**WHAT YOU WILL DO**
The data is to be set down once more, exactly as it reads.

**RECORDED DATA**
□ □ □ □
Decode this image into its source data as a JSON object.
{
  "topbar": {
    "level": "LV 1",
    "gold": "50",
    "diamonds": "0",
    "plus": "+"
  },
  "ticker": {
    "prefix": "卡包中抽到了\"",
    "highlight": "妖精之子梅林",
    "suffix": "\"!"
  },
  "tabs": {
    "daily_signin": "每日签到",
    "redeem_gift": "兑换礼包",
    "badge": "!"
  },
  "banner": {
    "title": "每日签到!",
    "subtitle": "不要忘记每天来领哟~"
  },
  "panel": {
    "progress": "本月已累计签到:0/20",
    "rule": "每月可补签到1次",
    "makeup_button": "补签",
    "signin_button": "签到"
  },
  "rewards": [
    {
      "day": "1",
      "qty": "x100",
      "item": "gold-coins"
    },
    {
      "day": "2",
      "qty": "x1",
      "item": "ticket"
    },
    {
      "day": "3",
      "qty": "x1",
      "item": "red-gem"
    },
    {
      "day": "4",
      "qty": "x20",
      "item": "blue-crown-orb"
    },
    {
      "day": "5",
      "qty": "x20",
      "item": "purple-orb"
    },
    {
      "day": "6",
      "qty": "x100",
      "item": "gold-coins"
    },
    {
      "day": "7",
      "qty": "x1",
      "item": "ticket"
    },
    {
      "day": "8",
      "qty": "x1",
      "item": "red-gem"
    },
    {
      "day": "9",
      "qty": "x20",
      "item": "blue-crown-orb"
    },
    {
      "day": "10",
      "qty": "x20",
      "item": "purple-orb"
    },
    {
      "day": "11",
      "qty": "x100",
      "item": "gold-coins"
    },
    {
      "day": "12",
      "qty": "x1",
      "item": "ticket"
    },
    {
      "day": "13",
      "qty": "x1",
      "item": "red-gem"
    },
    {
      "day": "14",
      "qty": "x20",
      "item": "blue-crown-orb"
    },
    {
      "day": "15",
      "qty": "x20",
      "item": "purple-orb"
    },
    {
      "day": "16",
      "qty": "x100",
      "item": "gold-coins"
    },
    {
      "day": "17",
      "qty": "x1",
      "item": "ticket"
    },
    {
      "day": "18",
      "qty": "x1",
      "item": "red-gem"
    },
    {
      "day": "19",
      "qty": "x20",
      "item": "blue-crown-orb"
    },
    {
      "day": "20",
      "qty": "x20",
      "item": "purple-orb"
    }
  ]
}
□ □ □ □
**SOLVED EXERCISE**
Decode this image into its source data as a JSON object.
{
  "topbar": {
    "level": "LV 1",
    "gold": "50",
    "diamonds": "0",
    "plus": "+"
  },
  "ticker": {
    "prefix": "卡包中抽到了\"",
    "highlight": "妖精之子梅林",
    "suffix": "\"!"
  },
  "tabs": {
    "daily_signin": "每日签到",
    "redeem_gift": "兑换礼包",
    "badge": "!"
  },
  "banner": {
    "title": "每日签到!",
    "subtitle": "不要忘记每天来领哟~"
  },
  "panel": {
    "progress": "本月已累计签到:0/20",
    "rule": "每月可补签到1次",
    "makeup_button": "补签",
    "signin_button": "签到"
  },
  "rewards": [
    {
      "day": "1",
      "qty": "x100",
      "item": "gold-coins"
    },
    {
      "day": "2",
      "qty": "x1",
      "item": "ticket"
    },
    {
      "day": "3",
      "qty": "x1",
      "item": "red-gem"
    },
    {
      "day": "4",
      "qty": "x20",
      "item": "blue-crown-orb"
    },
    {
      "day": "5",
      "qty": "x20",
      "item": "purple-orb"
    },
    {
      "day": "6",
      "qty": "x100",
      "item": "gold-coins"
    },
    {
      "day": "7",
      "qty": "x1",
      "item": "ticket"
    },
    {
      "day": "8",
      "qty": "x1",
      "item": "red-gem"
    },
    {
      "day": "9",
      "qty": "x20",
      "item": "blue-crown-orb"
    },
    {
      "day": "10",
      "qty": "x20",
      "item": "purple-orb"
    },
    {
      "day": "11",
      "qty": "x100",
      "item": "gold-coins"
    },
    {
      "day": "12",
      "qty": "x1",
      "item": "ticket"
    },
    {
      "day": "13",
      "qty": "x1",
      "item": "red-gem"
    },
    {
      "day": "14",
      "qty": "x20",
      "item": "blue-crown-orb"
    },
    {
      "day": "15",
      "qty": "x20",
      "item": "purple-orb"
    },
    {
      "day": "16",
      "qty": "x100",
      "item": "gold-coins"
    },
    {
      "day": "17",
      "qty": "x1",
      "item": "ticket"
    },
    {
      "day": "18",
      "qty": "x1",
      "item": "red-gem"
    },
    {
      "day": "19",
      "qty": "x20",
      "item": "blue-crown-orb"
    },
    {
      "day": "20",
      "qty": "x20",
      "item": "purple-orb"
    }
  ]
}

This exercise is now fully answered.